ABOUT THIS TASK :: Each of the entries below should be written out exactly as it reads.
· · ·
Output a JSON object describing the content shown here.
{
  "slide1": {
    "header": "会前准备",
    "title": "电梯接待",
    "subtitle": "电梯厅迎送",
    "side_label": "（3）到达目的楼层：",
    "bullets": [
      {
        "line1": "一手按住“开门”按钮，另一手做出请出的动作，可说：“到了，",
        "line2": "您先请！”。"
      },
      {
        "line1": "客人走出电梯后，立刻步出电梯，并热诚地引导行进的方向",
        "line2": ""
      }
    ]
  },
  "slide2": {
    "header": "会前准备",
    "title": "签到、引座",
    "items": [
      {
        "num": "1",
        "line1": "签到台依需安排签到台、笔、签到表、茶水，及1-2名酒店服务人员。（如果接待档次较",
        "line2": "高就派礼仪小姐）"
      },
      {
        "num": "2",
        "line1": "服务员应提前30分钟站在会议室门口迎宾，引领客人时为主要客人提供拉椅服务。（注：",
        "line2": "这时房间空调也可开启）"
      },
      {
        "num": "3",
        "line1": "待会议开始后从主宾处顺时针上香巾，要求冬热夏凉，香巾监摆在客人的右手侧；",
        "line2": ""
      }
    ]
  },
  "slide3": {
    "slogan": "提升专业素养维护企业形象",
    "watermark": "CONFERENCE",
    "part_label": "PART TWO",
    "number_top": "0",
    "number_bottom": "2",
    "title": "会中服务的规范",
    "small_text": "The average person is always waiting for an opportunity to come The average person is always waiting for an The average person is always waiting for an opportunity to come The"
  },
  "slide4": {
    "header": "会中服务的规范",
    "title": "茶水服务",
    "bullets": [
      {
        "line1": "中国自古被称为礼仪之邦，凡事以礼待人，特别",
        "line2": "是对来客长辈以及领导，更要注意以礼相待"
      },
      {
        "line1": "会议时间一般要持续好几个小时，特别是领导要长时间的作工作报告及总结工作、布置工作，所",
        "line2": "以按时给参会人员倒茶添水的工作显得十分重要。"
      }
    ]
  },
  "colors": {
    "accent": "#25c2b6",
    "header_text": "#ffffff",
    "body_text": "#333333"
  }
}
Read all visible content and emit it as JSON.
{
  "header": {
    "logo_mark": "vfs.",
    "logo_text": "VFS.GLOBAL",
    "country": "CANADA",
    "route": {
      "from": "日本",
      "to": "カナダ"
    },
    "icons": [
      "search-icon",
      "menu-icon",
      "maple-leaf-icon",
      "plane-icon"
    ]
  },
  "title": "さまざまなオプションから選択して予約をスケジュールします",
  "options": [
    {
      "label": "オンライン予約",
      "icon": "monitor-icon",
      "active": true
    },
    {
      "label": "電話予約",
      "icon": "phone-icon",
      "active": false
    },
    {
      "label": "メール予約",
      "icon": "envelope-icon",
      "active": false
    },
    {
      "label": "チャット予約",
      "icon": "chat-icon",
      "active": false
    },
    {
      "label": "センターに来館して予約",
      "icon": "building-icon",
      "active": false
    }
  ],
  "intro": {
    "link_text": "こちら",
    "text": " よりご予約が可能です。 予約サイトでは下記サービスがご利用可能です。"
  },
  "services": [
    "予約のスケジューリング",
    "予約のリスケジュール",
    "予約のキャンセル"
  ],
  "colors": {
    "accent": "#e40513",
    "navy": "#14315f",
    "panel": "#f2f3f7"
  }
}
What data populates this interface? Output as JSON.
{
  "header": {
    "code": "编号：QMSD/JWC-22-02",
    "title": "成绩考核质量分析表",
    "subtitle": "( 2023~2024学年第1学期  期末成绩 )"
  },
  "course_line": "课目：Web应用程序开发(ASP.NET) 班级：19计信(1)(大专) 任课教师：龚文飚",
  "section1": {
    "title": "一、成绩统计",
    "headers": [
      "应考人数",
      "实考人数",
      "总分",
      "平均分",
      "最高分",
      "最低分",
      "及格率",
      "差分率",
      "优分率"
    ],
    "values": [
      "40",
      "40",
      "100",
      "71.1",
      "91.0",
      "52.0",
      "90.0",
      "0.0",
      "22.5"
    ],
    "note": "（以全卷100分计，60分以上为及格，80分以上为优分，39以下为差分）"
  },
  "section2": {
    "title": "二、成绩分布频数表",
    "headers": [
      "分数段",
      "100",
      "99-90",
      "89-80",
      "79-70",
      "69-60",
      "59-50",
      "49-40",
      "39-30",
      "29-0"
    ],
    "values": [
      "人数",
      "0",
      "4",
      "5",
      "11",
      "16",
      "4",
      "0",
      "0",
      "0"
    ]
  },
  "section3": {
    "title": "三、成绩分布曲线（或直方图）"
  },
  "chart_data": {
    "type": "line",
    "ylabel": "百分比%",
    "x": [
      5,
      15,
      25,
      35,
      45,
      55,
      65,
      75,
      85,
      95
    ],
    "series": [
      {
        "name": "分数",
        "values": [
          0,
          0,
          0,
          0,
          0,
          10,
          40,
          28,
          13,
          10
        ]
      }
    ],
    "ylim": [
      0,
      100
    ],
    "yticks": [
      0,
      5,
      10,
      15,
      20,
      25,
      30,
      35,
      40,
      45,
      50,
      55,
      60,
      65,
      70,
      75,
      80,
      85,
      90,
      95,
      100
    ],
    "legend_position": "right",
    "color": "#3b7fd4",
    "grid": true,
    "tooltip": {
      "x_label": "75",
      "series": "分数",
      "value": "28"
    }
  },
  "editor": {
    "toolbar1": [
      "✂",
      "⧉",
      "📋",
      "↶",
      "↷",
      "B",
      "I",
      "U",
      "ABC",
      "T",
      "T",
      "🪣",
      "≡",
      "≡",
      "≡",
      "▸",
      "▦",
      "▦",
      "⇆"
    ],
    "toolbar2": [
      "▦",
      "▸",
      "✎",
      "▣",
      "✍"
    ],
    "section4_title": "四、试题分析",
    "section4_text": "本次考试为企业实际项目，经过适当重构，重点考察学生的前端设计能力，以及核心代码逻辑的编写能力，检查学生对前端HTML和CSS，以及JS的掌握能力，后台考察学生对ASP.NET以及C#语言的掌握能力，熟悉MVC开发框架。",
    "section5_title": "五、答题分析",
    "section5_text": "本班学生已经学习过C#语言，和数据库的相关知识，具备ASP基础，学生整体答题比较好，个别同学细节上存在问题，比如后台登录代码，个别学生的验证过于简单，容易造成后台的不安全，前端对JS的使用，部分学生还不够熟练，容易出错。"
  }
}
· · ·
EXERCISE RESPONSE ::
Output a JSON object describing the content shown here.
{
  "slide1": {
    "header": "会前准备",
    "title": "电梯接待",
    "subtitle": "电梯厅迎送",
    "side_label": "（3）到达目的楼层：",
    "bullets": [
      {
        "line1": "一手按住“开门”按钮，另一手做出请出的动作，可说：“到了，",
        "line2": "您先请！”。"
      },
      {
        "line1": "客人走出电梯后，立刻步出电梯，并热诚地引导行进的方向",
        "line2": ""
      }
    ]
  },
  "slide2": {
    "header": "会前准备",
    "title": "签到、引座",
    "items": [
      {
        "num": "1",
        "line1": "签到台依需安排签到台、笔、签到表、茶水，及1-2名酒店服务人员。（如果接待档次较",
        "line2": "高就派礼仪小姐）"
      },
      {
        "num": "2",
        "line1": "服务员应提前30分钟站在会议室门口迎宾，引领客人时为主要客人提供拉椅服务。（注：",
        "line2": "这时房间空调也可开启）"
      },
      {
        "num": "3",
        "line1": "待会议开始后从主宾处顺时针上香巾，要求冬热夏凉，香巾监摆在客人的右手侧；",
        "line2": ""
      }
    ]
  },
  "slide3": {
    "slogan": "提升专业素养维护企业形象",
    "watermark": "CONFERENCE",
    "part_label": "PART TWO",
    "number_top": "0",
    "number_bottom": "2",
    "title": "会中服务的规范",
    "small_text": "The average person is always waiting for an opportunity to come The average person is always waiting for an The average person is always waiting for an opportunity to come The"
  },
  "slide4": {
    "header": "会中服务的规范",
    "title": "茶水服务",
    "bullets": [
      {
        "line1": "中国自古被称为礼仪之邦，凡事以礼待人，特别",
        "line2": "是对来客长辈以及领导，更要注意以礼相待"
      },
      {
        "line1": "会议时间一般要持续好几个小时，特别是领导要长时间的作工作报告及总结工作、布置工作，所",
        "line2": "以按时给参会人员倒茶添水的工作显得十分重要。"
      }
    ]
  },
  "colors": {
    "accent": "#25c2b6",
    "header_text": "#ffffff",
    "body_text": "#333333"
  }
}
Read all visible content and emit it as JSON.
{
  "header": {
    "logo_mark": "vfs.",
    "logo_text": "VFS.GLOBAL",
    "country": "CANADA",
    "route": {
      "from": "日本",
      "to": "カナダ"
    },
    "icons": [
      "search-icon",
      "menu-icon",
      "maple-leaf-icon",
      "plane-icon"
    ]
  },
  "title": "さまざまなオプションから選択して予約をスケジュールします",
  "options": [
    {
      "label": "オンライン予約",
      "icon": "monitor-icon",
      "active": true
    },
    {
      "label": "電話予約",
      "icon": "phone-icon",
      "active": false
    },
    {
      "label": "メール予約",
      "icon": "envelope-icon",
      "active": false
    },
    {
      "label": "チャット予約",
      "icon": "chat-icon",
      "active": false
    },
    {
      "label": "センターに来館して予約",
      "icon": "building-icon",
      "active": false
    }
  ],
  "intro": {
    "link_text": "こちら",
    "text": " よりご予約が可能です。 予約サイトでは下記サービスがご利用可能です。"
  },
  "services": [
    "予約のスケジューリング",
    "予約のリスケジュール",
    "予約のキャンセル"
  ],
  "colors": {
    "accent": "#e40513",
    "navy": "#14315f",
    "panel": "#f2f3f7"
  }
}
What data populates this interface? Output as JSON.
{
  "header": {
    "code": "编号：QMSD/JWC-22-02",
    "title": "成绩考核质量分析表",
    "subtitle": "( 2023~2024学年第1学期  期末成绩 )"
  },
  "course_line": "课目：Web应用程序开发(ASP.NET) 班级：19计信(1)(大专) 任课教师：龚文飚",
  "section1": {
    "title": "一、成绩统计",
    "headers": [
      "应考人数",
      "实考人数",
      "总分",
      "平均分",
      "最高分",
      "最低分",
      "及格率",
      "差分率",
      "优分率"
    ],
    "values": [
      "40",
      "40",
      "100",
      "71.1",
      "91.0",
      "52.0",
      "90.0",
      "0.0",
      "22.5"
    ],
    "note": "（以全卷100分计，60分以上为及格，80分以上为优分，39以下为差分）"
  },
  "section2": {
    "title": "二、成绩分布频数表",
    "headers": [
      "分数段",
      "100",
      "99-90",
      "89-80",
      "79-70",
      "69-60",
      "59-50",
      "49-40",
      "39-30",
      "29-0"
    ],
    "values": [
      "人数",
      "0",
      "4",
      "5",
      "11",
      "16",
      "4",
      "0",
      "0",
      "0"
    ]
  },
  "section3": {
    "title": "三、成绩分布曲线（或直方图）"
  },
  "chart_data": {
    "type": "line",
    "ylabel": "百分比%",
    "x": [
      5,
      15,
      25,
      35,
      45,
      55,
      65,
      75,
      85,
      95
    ],
    "series": [
      {
        "name": "分数",
        "values": [
          0,
          0,
          0,
          0,
          0,
          10,
          40,
          28,
          13,
          10
        ]
      }
    ],
    "ylim": [
      0,
      100
    ],
    "yticks": [
      0,
      5,
      10,
      15,
      20,
      25,
      30,
      35,
      40,
      45,
      50,
      55,
      60,
      65,
      70,
      75,
      80,
      85,
      90,
      95,
      100
    ],
    "legend_position": "right",
    "color": "#3b7fd4",
    "grid": true,
    "tooltip": {
      "x_label": "75",
      "series": "分数",
      "value": "28"
    }
  },
  "editor": {
    "toolbar1": [
      "✂",
      "⧉",
      "📋",
      "↶",
      "↷",
      "B",
      "I",
      "U",
      "ABC",
      "T",
      "T",
      "🪣",
      "≡",
      "≡",
      "≡",
      "▸",
      "▦",
      "▦",
      "⇆"
    ],
    "toolbar2": [
      "▦",
      "▸",
      "✎",
      "▣",
      "✍"
    ],
    "section4_title": "四、试题分析",
    "section4_text": "本次考试为企业实际项目，经过适当重构，重点考察学生的前端设计能力，以及核心代码逻辑的编写能力，检查学生对前端HTML和CSS，以及JS的掌握能力，后台考察学生对ASP.NET以及C#语言的掌握能力，熟悉MVC开发框架。",
    "section5_title": "五、答题分析",
    "section5_text": "本班学生已经学习过C#语言，和数据库的相关知识，具备ASP基础，学生整体答题比较好，个别同学细节上存在问题，比如后台登录代码，个别学生的验证过于简单，容易造成后台的不安全，前端对JS的使用，部分学生还不够熟练，容易出错。"
  }
}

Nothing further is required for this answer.